The sounds of washboards, fiddles and accordions serenaded locals and adopted Cajuns alike.

Restaurants set up booths, attracting curious stares with shouts of “Alligator on a stick!”

In one corner of the park, chefs from local eateries, like Charley G’s Holly Goeting, showed participants how to make classic Cajun cuisine.

Goeting provided out-of-towners with tips and insider knowledge on how to make such dishes as turtle soup. For example, Goeting suggested the crowd add cold or room-temperature stock to a roux for a smoother soup instead of adding the stock in hot, which cause the roux to clump.

Richard and Drenda Sims, a couple from Springfield, Illinois, said they learned not to throw out the lagniappe — the grease, fat and other ingredients left behind when sautéing the meat for the soup – and instead use those extras to add flavor to their dish.

This year marked the couple’s fourth trip to Festivals Acadiens after a friend introduced them to the event.

“We love the music, the food, the crafts, the dancing,” Richard Sims said. “We love everything about it.”

In its 40th year, Festivals Acadiens is not just celebrating Louisiana culture and history, but its own.

In addition to the food, music and crafts, the University of Louisiana at Lafayette’s Paul & LuLu Hilliard University Art Museum is hosting an exhibition detailing the festival’s history.

Tracing its roots to 1974, Festivals Acadiens was created as a tribute to Cajun music by the Council for the Development of French in Louisiana in an effort to destigmatize Cajun culture. Two years later, the music festival joined with the Lafayette Natural History Museum’s Native Crafts Festival, and a year after that, the Bayou Food Festival was added.

Since then, the festival has grown and become a tradition for many local families.

Andrea Burkenstock, volunteer coordinator for Festivals Acadiens, said she became involved with the festival 14 years ago when it was struggling to find volunteers because she didn’t want to see the event die.

“Because it’s a family tradition and it’s something near and dear to my heart — it’s my family’s culture — I wanted to help that continue,” Burkenstock said.

Now 32, Burkenstock said she’s attended the festival every year since her birth.

But it’s not just a tradition for Louisianans.

People from across the country, like the Sims, make the trip year after year because of the food, the people, the crafts and, most importantly, the dancing.

Tom Kuehnle, a St. Louis, Missouri, resident, could be found Cajun dancing like a natural to the sounds of T-Sale at the Festivals’ Scene Ma Louisiane stage.

Kuehnle said he’s attended the festival for 10 years.

“Since I’ve come the first time, I’ve tried to be here every year,” Kuehnle said. “I think I’ve missed a few but not many. … They’d have to stop me at the border to keep me from coming.”

A few years ago, Kuehnle managed to make the trip down to the bayou despite having been in a back brace just two weeks prior. That’s how much it means to him.

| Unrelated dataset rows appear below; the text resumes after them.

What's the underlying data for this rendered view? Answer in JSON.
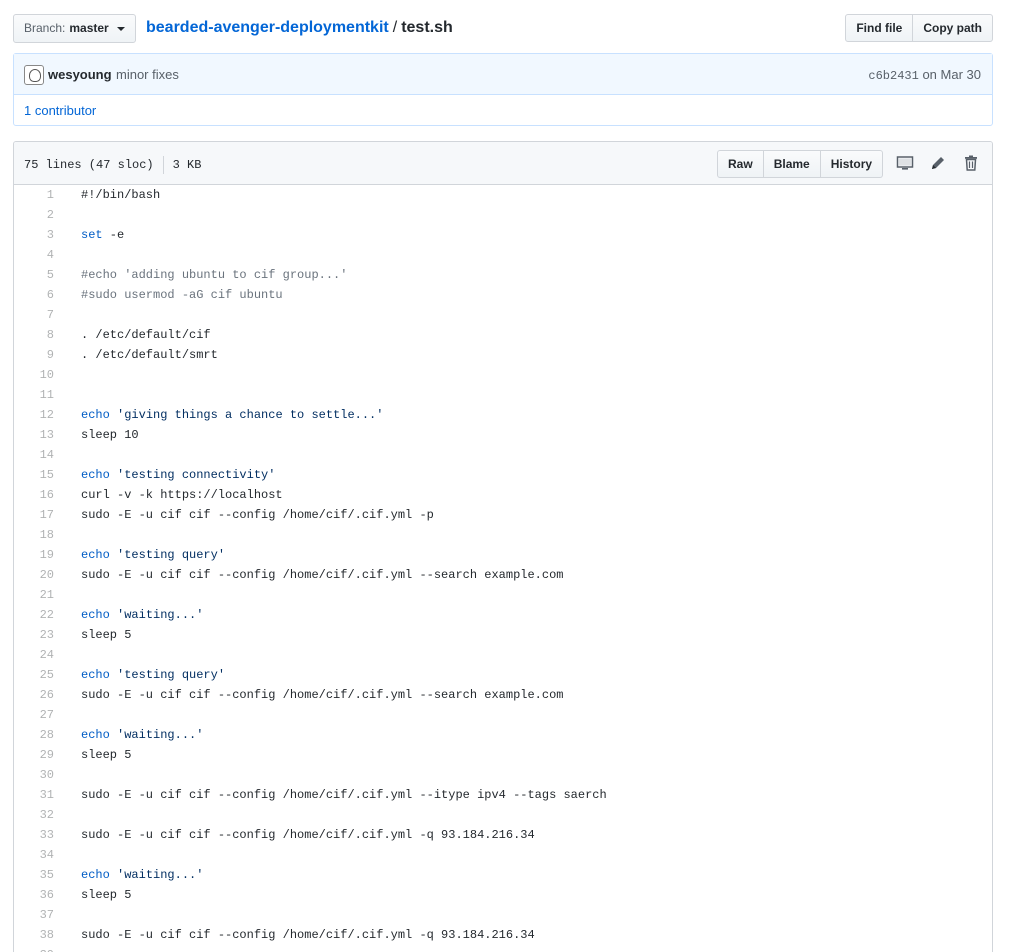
{
  "topbar": {
    "branch_label": "Branch:",
    "branch_value": "master",
    "repo": "bearded-avenger-deploymentkit",
    "separator": "/",
    "file": "test.sh",
    "find_file": "Find file",
    "copy_path": "Copy path"
  },
  "commit": {
    "author": "wesyoung",
    "message": "minor fixes",
    "sha": "c6b2431",
    "date": "on Mar 30",
    "contributors": "1 contributor"
  },
  "file": {
    "lines_info": "75 lines (47 sloc)",
    "size": "3 KB",
    "raw": "Raw",
    "blame": "Blame",
    "history": "History"
  },
  "icons": {
    "desktop": "desktop-icon",
    "pencil": "pencil-icon",
    "trash": "trash-icon"
  },
  "colors": {
    "link": "#0366d6",
    "keyword": "#005cc5",
    "commit_bg": "#f1f8ff"
  },
  "code_lines": [
    {
      "n": "1",
      "parts": [
        {
          "t": "#!/bin/bash",
          "c": ""
        }
      ]
    },
    {
      "n": "2",
      "parts": []
    },
    {
      "n": "3",
      "parts": [
        {
          "t": "set",
          "c": "kw"
        },
        {
          "t": " -e",
          "c": ""
        }
      ]
    },
    {
      "n": "4",
      "parts": []
    },
    {
      "n": "5",
      "parts": [
        {
          "t": "#echo 'adding ubuntu to cif group...'",
          "c": "cm"
        }
      ]
    },
    {
      "n": "6",
      "parts": [
        {
          "t": "#sudo usermod -aG cif ubuntu",
          "c": "cm"
        }
      ]
    },
    {
      "n": "7",
      "parts": []
    },
    {
      "n": "8",
      "parts": [
        {
          "t": ". /etc/default/cif",
          "c": ""
        }
      ]
    },
    {
      "n": "9",
      "parts": [
        {
          "t": ". /etc/default/smrt",
          "c": ""
        }
      ]
    },
    {
      "n": "10",
      "parts": []
    },
    {
      "n": "11",
      "parts": []
    },
    {
      "n": "12",
      "parts": [
        {
          "t": "echo",
          "c": "kw"
        },
        {
          "t": " 'giving things a chance to settle...'",
          "c": "str"
        }
      ]
    },
    {
      "n": "13",
      "parts": [
        {
          "t": "sleep 10",
          "c": ""
        }
      ]
    },
    {
      "n": "14",
      "parts": []
    },
    {
      "n": "15",
      "parts": [
        {
          "t": "echo",
          "c": "kw"
        },
        {
          "t": " 'testing connectivity'",
          "c": "str"
        }
      ]
    },
    {
      "n": "16",
      "parts": [
        {
          "t": "curl -v -k https://localhost",
          "c": ""
        }
      ]
    },
    {
      "n": "17",
      "parts": [
        {
          "t": "sudo -E -u cif cif --config /home/cif/.cif.yml -p",
          "c": ""
        }
      ]
    },
    {
      "n": "18",
      "parts": []
    },
    {
      "n": "19",
      "parts": [
        {
          "t": "echo",
          "c": "kw"
        },
        {
          "t": " 'testing query'",
          "c": "str"
        }
      ]
    },
    {
      "n": "20",
      "parts": [
        {
          "t": "sudo -E -u cif cif --config /home/cif/.cif.yml --search example.com",
          "c": ""
        }
      ]
    },
    {
      "n": "21",
      "parts": []
    },
    {
      "n": "22",
      "parts": [
        {
          "t": "echo",
          "c": "kw"
        },
        {
          "t": " 'waiting...'",
          "c": "str"
        }
      ]
    },
    {
      "n": "23",
      "parts": [
        {
          "t": "sleep 5",
          "c": ""
        }
      ]
    },
    {
      "n": "24",
      "parts": []
    },
    {
      "n": "25",
      "parts": [
        {
          "t": "echo",
          "c": "kw"
        },
        {
          "t": " 'testing query'",
          "c": "str"
        }
      ]
    },
    {
      "n": "26",
      "parts": [
        {
          "t": "sudo -E -u cif cif --config /home/cif/.cif.yml --search example.com",
          "c": ""
        }
      ]
    },
    {
      "n": "27",
      "parts": []
    },
    {
      "n": "28",
      "parts": [
        {
          "t": "echo",
          "c": "kw"
        },
        {
          "t": " 'waiting...'",
          "c": "str"
        }
      ]
    },
    {
      "n": "29",
      "parts": [
        {
          "t": "sleep 5",
          "c": ""
        }
      ]
    },
    {
      "n": "30",
      "parts": []
    },
    {
      "n": "31",
      "parts": [
        {
          "t": "sudo -E -u cif cif --config /home/cif/.cif.yml --itype ipv4 --tags saerch",
          "c": ""
        }
      ]
    },
    {
      "n": "32",
      "parts": []
    },
    {
      "n": "33",
      "parts": [
        {
          "t": "sudo -E -u cif cif --config /home/cif/.cif.yml -q 93.184.216.34",
          "c": ""
        }
      ]
    },
    {
      "n": "34",
      "parts": []
    },
    {
      "n": "35",
      "parts": [
        {
          "t": "echo",
          "c": "kw"
        },
        {
          "t": " 'waiting...'",
          "c": "str"
        }
      ]
    },
    {
      "n": "36",
      "parts": [
        {
          "t": "sleep 5",
          "c": ""
        }
      ]
    },
    {
      "n": "37",
      "parts": []
    },
    {
      "n": "38",
      "parts": [
        {
          "t": "sudo -E -u cif cif --config /home/cif/.cif.yml -q 93.184.216.34",
          "c": ""
        }
      ]
    },
    {
      "n": "39",
      "parts": []
    }
  ]
}
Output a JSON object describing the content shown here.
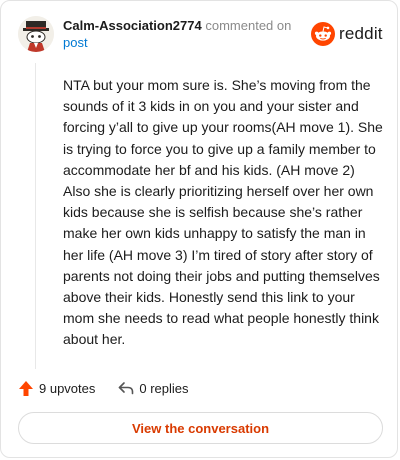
{
  "header": {
    "username": "Calm-Association2774",
    "commented_on": "commented on",
    "post_link": "post"
  },
  "brand": {
    "name": "reddit",
    "icon": "reddit-snoo-icon",
    "color": "#ff4500"
  },
  "comment": {
    "body": "NTA but your mom sure is. She’s moving from the sounds of it 3 kids in on you and your sister and forcing y’all to give up your rooms(AH move 1). She is trying to force you to give up a family member to accommodate her bf and his kids. (AH move 2) Also she is clearly prioritizing herself over her own kids because she is selfish because she’s rather make her own kids unhappy to satisfy the man in her life (AH move 3) I’m tired of story after story of parents not doing their jobs and putting themselves above their kids. Honestly send this link to your mom she needs to read what people honestly think about her."
  },
  "actions": {
    "upvotes": "9 upvotes",
    "upvote_icon": "upvote-arrow-icon",
    "upvote_color": "#ff4500",
    "replies": "0 replies",
    "reply_icon": "reply-arrow-icon"
  },
  "cta": {
    "label": "View the conversation",
    "color": "#d93a00"
  }
}
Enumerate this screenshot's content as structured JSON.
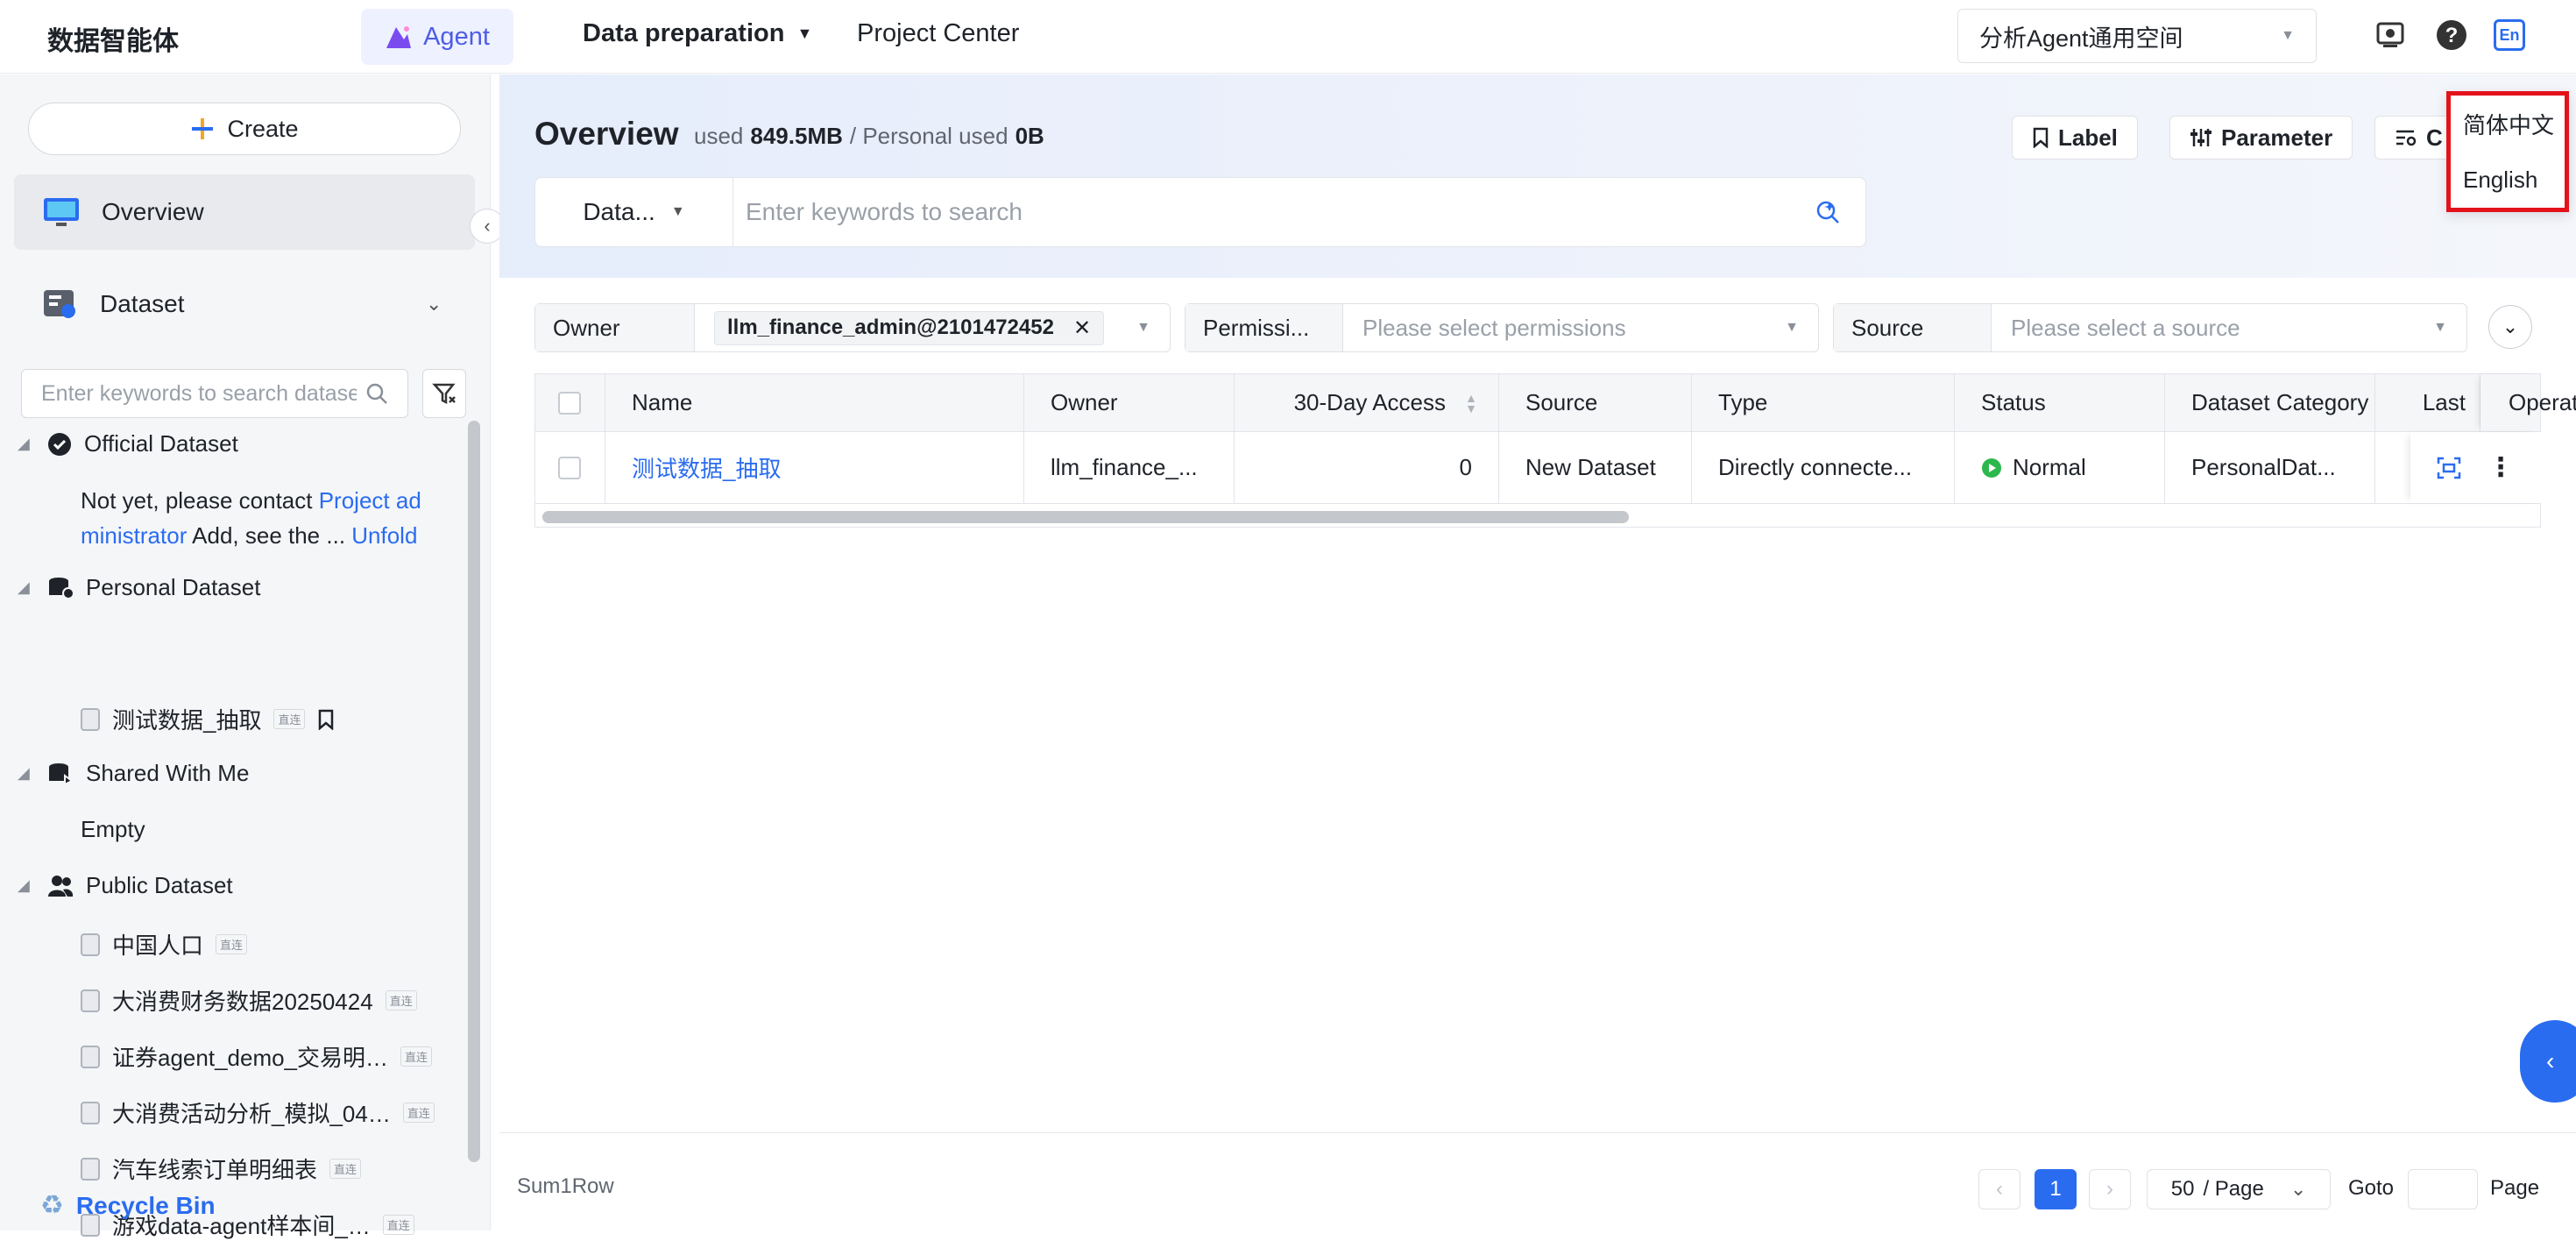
{
  "topbar": {
    "brand": "数据智能体",
    "nav": {
      "agent": "Agent",
      "data_preparation": "Data preparation",
      "project_center": "Project Center"
    },
    "workspace": "分析Agent通用空间",
    "lang_icon": "En"
  },
  "sidebar": {
    "create": "Create",
    "overview": "Overview",
    "dataset": "Dataset",
    "search_placeholder": "Enter keywords to search datasets",
    "groups": {
      "official": {
        "label": "Official Dataset",
        "msg_pre": "Not yet, please contact ",
        "msg_link": "Project ad",
        "msg_link2": "ministrator",
        "msg_post": " Add, see the ... ",
        "unfold": "Unfold"
      },
      "personal": {
        "label": "Personal Dataset",
        "items": [
          {
            "name": "测试数据_抽取",
            "tag": "直连"
          }
        ]
      },
      "shared": {
        "label": "Shared With Me",
        "empty": "Empty"
      },
      "public": {
        "label": "Public Dataset",
        "items": [
          {
            "name": "中国人口",
            "tag": "直连"
          },
          {
            "name": "大消费财务数据20250424",
            "tag": "直连"
          },
          {
            "name": "证券agent_demo_交易明…",
            "tag": "直连"
          },
          {
            "name": "大消费活动分析_模拟_04…",
            "tag": "直连"
          },
          {
            "name": "汽车线索订单明细表",
            "tag": "直连"
          },
          {
            "name": "游戏data-agent样本间_…",
            "tag": "直连"
          }
        ]
      }
    },
    "recycle": "Recycle Bin"
  },
  "main": {
    "title": "Overview",
    "used_label": "used",
    "used_value": "849.5MB",
    "personal_label": "/ Personal used",
    "personal_value": "0B",
    "buttons": {
      "label": "Label",
      "parameter": "Parameter",
      "third": "C"
    },
    "search_scope": "Data...",
    "search_placeholder": "Enter keywords to search",
    "filters": {
      "owner_label": "Owner",
      "owner_value": "llm_finance_admin@2101472452",
      "perm_label": "Permissi...",
      "perm_placeholder": "Please select permissions",
      "source_label": "Source",
      "source_placeholder": "Please select a source"
    },
    "table": {
      "headers": [
        "Name",
        "Owner",
        "30-Day Access",
        "Source",
        "Type",
        "Status",
        "Dataset Category",
        "Last",
        "Operation"
      ],
      "rows": [
        {
          "name": "测试数据_抽取",
          "owner": "llm_finance_...",
          "access": "0",
          "source": "New Dataset",
          "type": "Directly connecte...",
          "status": "Normal",
          "category": "PersonalDat..."
        }
      ]
    },
    "footer": {
      "sum": "Sum1Row",
      "page": "1",
      "page_size": "50",
      "page_size_unit": "/ Page",
      "goto": "Goto",
      "page_label": "Page"
    }
  },
  "lang_menu": {
    "zh": "简体中文",
    "en": "English"
  },
  "colors": {
    "accent": "#2a6cf0",
    "highlight_border": "#e3121b",
    "status_normal": "#2db84d"
  }
}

“It’s just the people, the atmosphere, Louisiana. It’s everything about it, and of course I like to dance. Whether I can do it well or not, I like to try.”

Festivals Acadiens will conclude Sunday, beginning with a traditional French Mass at 9 a.m. Steve Riley and the Mamou Playboys close out the festival’s 40th year with a performance starting at 6 p.m.